If one of the bricks on the arch is protruding, we have to put it back into place. However, knocking it back to its original position is clearly not effective. But, if the entire arch can move rhythmically, then all the bricks of the arch will be rearranged while moving, and the protruding brick will naturally be put back into place.
Therefore, you can think of the slipped lumbar vertebra as a brick protruding from the arch. And when you lie on the pillow on your stomach, the lumbar vertebrae will take on an arched shape. Through abdominal breathing, in the process of inhalation and exhalation, the muscles and ligaments around the vertebrae will keep on contracting and relaxing.
This rhythm, of relaxation and tightening, will not only relax the underlying muscles but it will also bring the slipped vertebra back into place gradually and automatically.
Possible Difficulties With the Lumbar Spine Self-Adjustment Method
According to Dr. Wu, patients may encounter some difficulties when doing this exercise:
- When lying on your stomach, your shoulders are stretched forward. Some people may feel sore from this, if their shoulder joints are relatively tight.
- Some people will feel sore when they maintain an arc at the waist.
- Some people will feel more soreness in their legs.
These situations occur due to the body stretching. Although difficult, they are all normal. As long as you overcome these difficulties, the soreness will slowly ease.
If after doing this exercise for three to five days, your lower back is getting more and more painful, then this method may not be suitable for you.
What Is This Orthopedic Pillow?
Unfortunately, you can’t just use any pillow. Pillows are generally too soft and won’t give you enough support.
Dr. Wu says the top of this pillow must be curved. A hard foam orthopedic pillow is an appropriate material, and you may be able to lightly customize one to suit your needs, or have someone customize one for you.
According to Dr. Wu’s clinical experience, this self-adjustment method is effective for people with loose lumbar muscles. People with tight lumbar muscles recover more slowly with this method. Overall, by using this method, about one-third of the patients with lumbar spondylolisthesis can be rehabilitated. Another one-third of the patients won’t receive satisfactory results, but their back and leg pain can still be improved by more than 50 percent, or even 70 percent. The last one-third of the patients may choose to give up after using the method, as it can be very painful.

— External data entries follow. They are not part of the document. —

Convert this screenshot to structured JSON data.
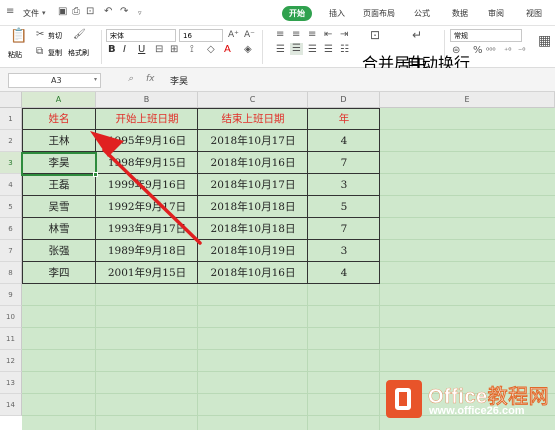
{
  "menubar": {
    "file_menu": "文件",
    "tabs": [
      {
        "label": "开始",
        "active": true
      },
      {
        "label": "插入"
      },
      {
        "label": "页面布局"
      },
      {
        "label": "公式"
      },
      {
        "label": "数据"
      },
      {
        "label": "审阅"
      },
      {
        "label": "视图"
      }
    ]
  },
  "toolbar": {
    "paste_label": "粘贴",
    "cut_label": "剪切",
    "copy_label": "复制",
    "format_painter_label": "格式刷",
    "font_name": "宋体",
    "font_size": "16",
    "merge_center_label": "合并居中",
    "wrap_text_label": "自动换行",
    "number_format": "常规",
    "bold": "B",
    "italic": "I",
    "underline": "U"
  },
  "formula_bar": {
    "name_box": "A3",
    "fx_label": "fx",
    "value": "李昊"
  },
  "grid": {
    "columns": [
      "A",
      "B",
      "C",
      "D",
      "E"
    ],
    "row_numbers": [
      "1",
      "2",
      "3",
      "4",
      "5",
      "6",
      "7",
      "8",
      "9",
      "10",
      "11",
      "12",
      "13",
      "14"
    ],
    "header": [
      "姓名",
      "开始上班日期",
      "结束上班日期",
      "年"
    ],
    "rows": [
      [
        "王林",
        "1995年9月16日",
        "2018年10月17日",
        "4"
      ],
      [
        "李昊",
        "1998年9月15日",
        "2018年10月16日",
        "7"
      ],
      [
        "王磊",
        "1999年9月16日",
        "2018年10月17日",
        "3"
      ],
      [
        "吴雪",
        "1992年9月17日",
        "2018年10月18日",
        "5"
      ],
      [
        "林雪",
        "1993年9月17日",
        "2018年10月18日",
        "7"
      ],
      [
        "张强",
        "1989年9月18日",
        "2018年10月19日",
        "3"
      ],
      [
        "李四",
        "2001年9月15日",
        "2018年10月16日",
        "4"
      ]
    ],
    "active_cell": "A3"
  },
  "logo": {
    "brand": "Office教程网",
    "url": "www.office26.com"
  },
  "colors": {
    "accent_green": "#30a14e",
    "sheet_bg": "#cfe8cc",
    "header_red": "#e0302a",
    "arrow_red": "#e02020",
    "logo_orange": "#e8542a"
  }
}
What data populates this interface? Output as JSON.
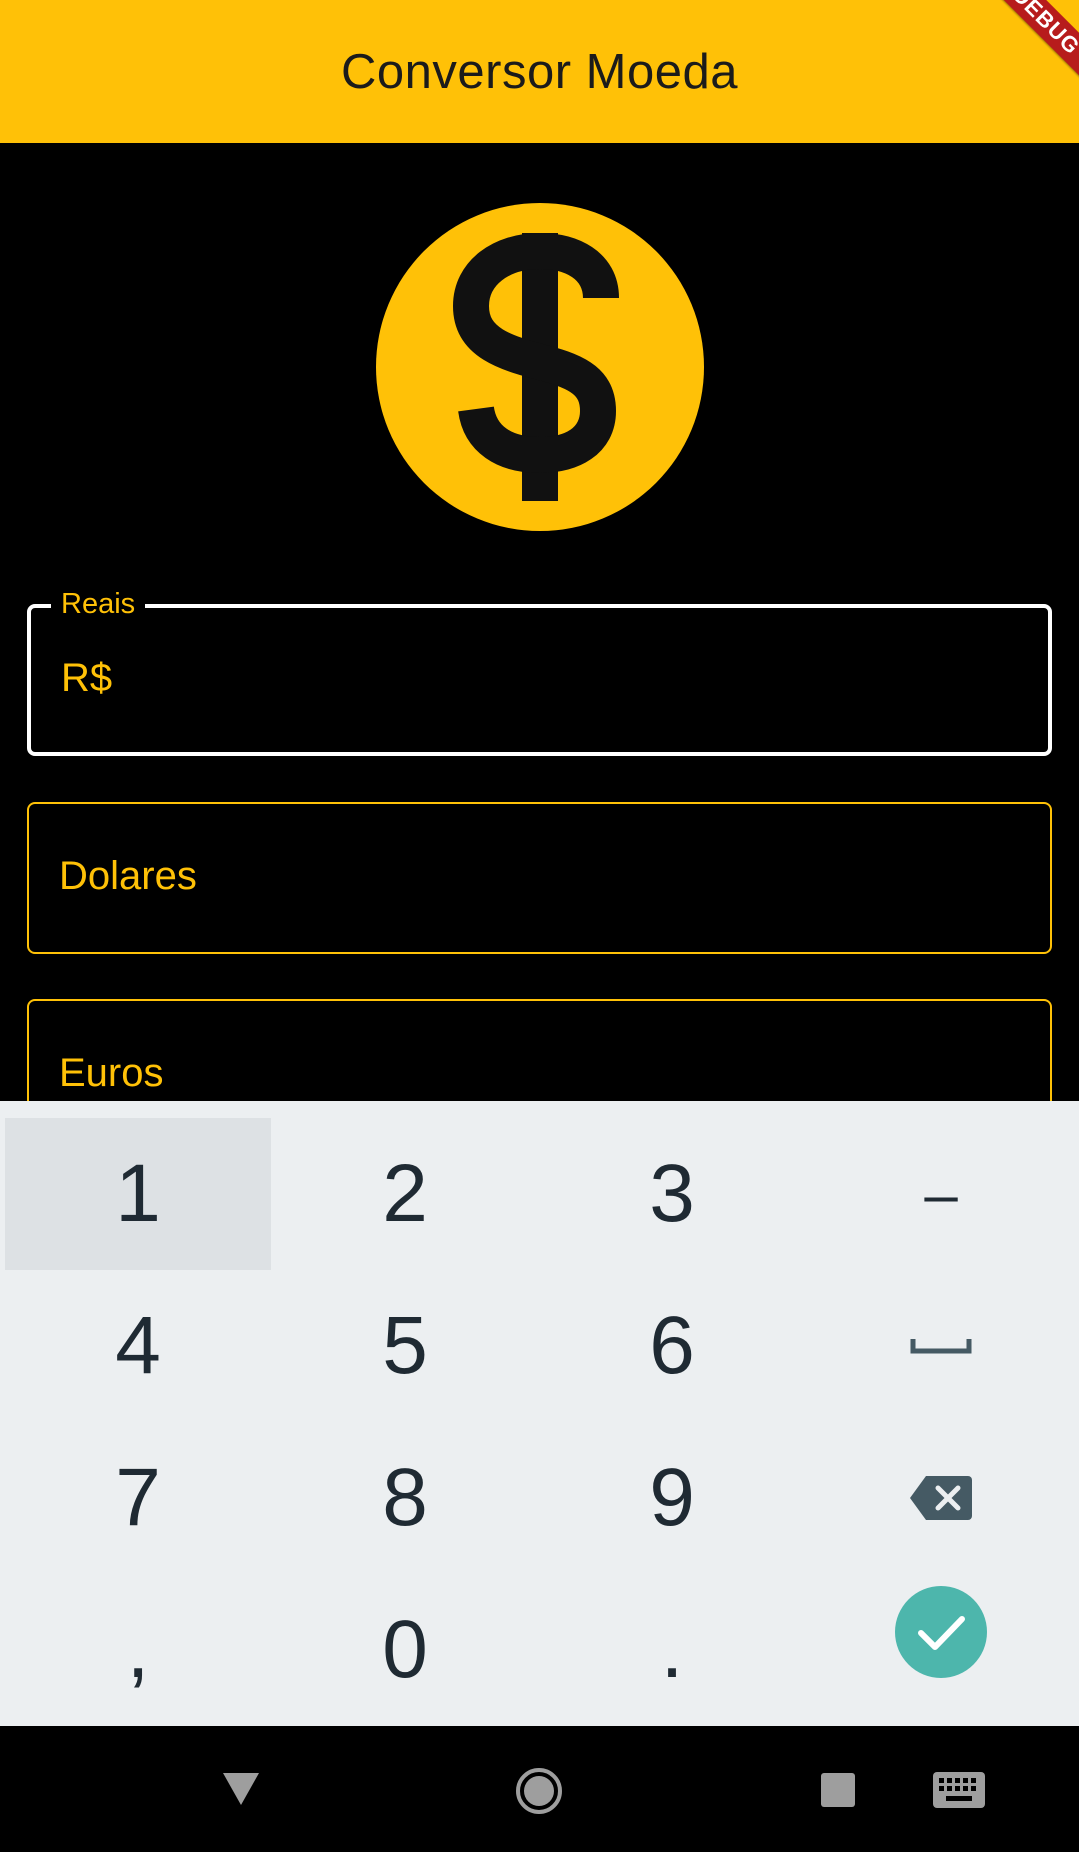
{
  "appbar": {
    "title": "Conversor Moeda",
    "debug_banner": "DEBUG"
  },
  "colors": {
    "accent": "#FFC107",
    "background": "#000000",
    "keyboard": "#ECEFF1",
    "done": "#4DB6AC"
  },
  "icons": {
    "hero": "dollar-coin-icon"
  },
  "fields": [
    {
      "label": "Reais",
      "prefix": "R$",
      "value": "",
      "focused": true
    },
    {
      "label": "Dolares",
      "value": "",
      "focused": false
    },
    {
      "label": "Euros",
      "value": "",
      "focused": false
    }
  ],
  "keyboard": {
    "rows": [
      [
        "1",
        "2",
        "3",
        "-"
      ],
      [
        "4",
        "5",
        "6",
        "space"
      ],
      [
        "7",
        "8",
        "9",
        "backspace"
      ],
      [
        ",",
        "0",
        ".",
        "done"
      ]
    ],
    "k1": "1",
    "k2": "2",
    "k3": "3",
    "kminus": "–",
    "k4": "4",
    "k5": "5",
    "k6": "6",
    "k7": "7",
    "k8": "8",
    "k9": "9",
    "kcomma": ",",
    "k0": "0",
    "kdot": "."
  },
  "navbar": [
    "back-icon",
    "home-icon",
    "recents-icon",
    "keyboard-switch-icon"
  ]
}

For most people, the success rate of this method is over 50 percent. It is a method worth trying before someone really needs to undergo surgery.
Epoch Health articles are for informational purposes and are not a substitute for individualized medical advice. Please consult a trusted professional for personal medical advice, diagnoses, and treatment. Have a question? Email us at AskADoctor@epochtimes.nyc